Copy nothing from the entries below except the lines from the one containing "Transcribe this image's" through the one containing "Convert this screenshot", and copy those exactly.

[PROVIDED DATA — start]

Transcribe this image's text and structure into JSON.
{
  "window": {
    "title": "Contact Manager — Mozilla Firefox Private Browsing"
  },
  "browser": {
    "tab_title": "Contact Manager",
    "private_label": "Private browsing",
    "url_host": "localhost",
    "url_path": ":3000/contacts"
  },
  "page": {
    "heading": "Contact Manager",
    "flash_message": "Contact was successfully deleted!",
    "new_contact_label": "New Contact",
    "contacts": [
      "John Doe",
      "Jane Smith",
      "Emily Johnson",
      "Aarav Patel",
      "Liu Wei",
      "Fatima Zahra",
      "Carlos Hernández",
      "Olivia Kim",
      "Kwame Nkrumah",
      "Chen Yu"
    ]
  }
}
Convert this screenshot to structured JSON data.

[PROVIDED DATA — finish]
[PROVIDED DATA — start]

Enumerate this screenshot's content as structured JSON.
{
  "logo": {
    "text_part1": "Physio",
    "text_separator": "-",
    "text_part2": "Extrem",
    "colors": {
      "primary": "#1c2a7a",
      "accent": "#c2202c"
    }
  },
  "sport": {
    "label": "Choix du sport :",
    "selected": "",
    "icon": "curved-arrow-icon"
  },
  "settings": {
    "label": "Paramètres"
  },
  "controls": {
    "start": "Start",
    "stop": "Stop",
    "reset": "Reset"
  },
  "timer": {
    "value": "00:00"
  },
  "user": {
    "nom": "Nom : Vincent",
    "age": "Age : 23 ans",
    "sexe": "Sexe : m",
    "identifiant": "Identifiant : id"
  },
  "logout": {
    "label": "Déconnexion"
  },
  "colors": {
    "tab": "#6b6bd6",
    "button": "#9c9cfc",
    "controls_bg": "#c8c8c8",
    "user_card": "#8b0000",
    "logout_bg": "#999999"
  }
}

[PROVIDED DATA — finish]
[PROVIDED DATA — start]

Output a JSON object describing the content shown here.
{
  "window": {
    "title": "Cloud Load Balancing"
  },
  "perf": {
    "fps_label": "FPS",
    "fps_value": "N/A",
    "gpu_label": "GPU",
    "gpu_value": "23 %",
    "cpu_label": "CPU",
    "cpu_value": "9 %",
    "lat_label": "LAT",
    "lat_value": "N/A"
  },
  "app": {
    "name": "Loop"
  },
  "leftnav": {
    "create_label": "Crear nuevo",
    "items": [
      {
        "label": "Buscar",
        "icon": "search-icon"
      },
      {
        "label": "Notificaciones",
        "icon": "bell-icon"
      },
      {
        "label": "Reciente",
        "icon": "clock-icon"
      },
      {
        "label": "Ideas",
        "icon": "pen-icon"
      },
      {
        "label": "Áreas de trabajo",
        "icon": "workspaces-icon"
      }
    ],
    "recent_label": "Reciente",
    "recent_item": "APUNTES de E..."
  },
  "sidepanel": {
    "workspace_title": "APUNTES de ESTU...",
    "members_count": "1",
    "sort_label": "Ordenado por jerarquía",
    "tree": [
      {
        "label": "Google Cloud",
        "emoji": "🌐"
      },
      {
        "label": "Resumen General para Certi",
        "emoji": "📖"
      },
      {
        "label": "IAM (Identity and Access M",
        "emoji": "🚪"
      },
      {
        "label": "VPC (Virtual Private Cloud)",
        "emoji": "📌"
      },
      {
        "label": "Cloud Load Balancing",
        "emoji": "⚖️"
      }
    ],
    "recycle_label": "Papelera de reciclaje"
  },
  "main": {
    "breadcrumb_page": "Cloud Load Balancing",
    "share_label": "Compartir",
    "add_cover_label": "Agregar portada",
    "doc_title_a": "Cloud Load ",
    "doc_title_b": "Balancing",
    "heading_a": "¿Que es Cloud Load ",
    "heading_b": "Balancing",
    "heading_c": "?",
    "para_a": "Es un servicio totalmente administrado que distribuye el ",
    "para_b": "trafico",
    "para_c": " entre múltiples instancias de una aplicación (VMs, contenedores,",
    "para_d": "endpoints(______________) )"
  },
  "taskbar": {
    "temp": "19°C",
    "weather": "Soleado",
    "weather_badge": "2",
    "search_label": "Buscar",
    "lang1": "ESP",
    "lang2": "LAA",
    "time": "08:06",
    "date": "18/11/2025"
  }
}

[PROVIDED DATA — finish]

### RESPONSE TO THE EXERCISE
Transcribe this image's text and structure into JSON.
{
  "window": {
    "title": "Contact Manager — Mozilla Firefox Private Browsing"
  },
  "browser": {
    "tab_title": "Contact Manager",
    "private_label": "Private browsing",
    "url_host": "localhost",
    "url_path": ":3000/contacts"
  },
  "page": {
    "heading": "Contact Manager",
    "flash_message": "Contact was successfully deleted!",
    "new_contact_label": "New Contact",
    "contacts": [
      "John Doe",
      "Jane Smith",
      "Emily Johnson",
      "Aarav Patel",
      "Liu Wei",
      "Fatima Zahra",
      "Carlos Hernández",
      "Olivia Kim",
      "Kwame Nkrumah",
      "Chen Yu"
    ]
  }
}
Convert this screenshot to structured JSON data.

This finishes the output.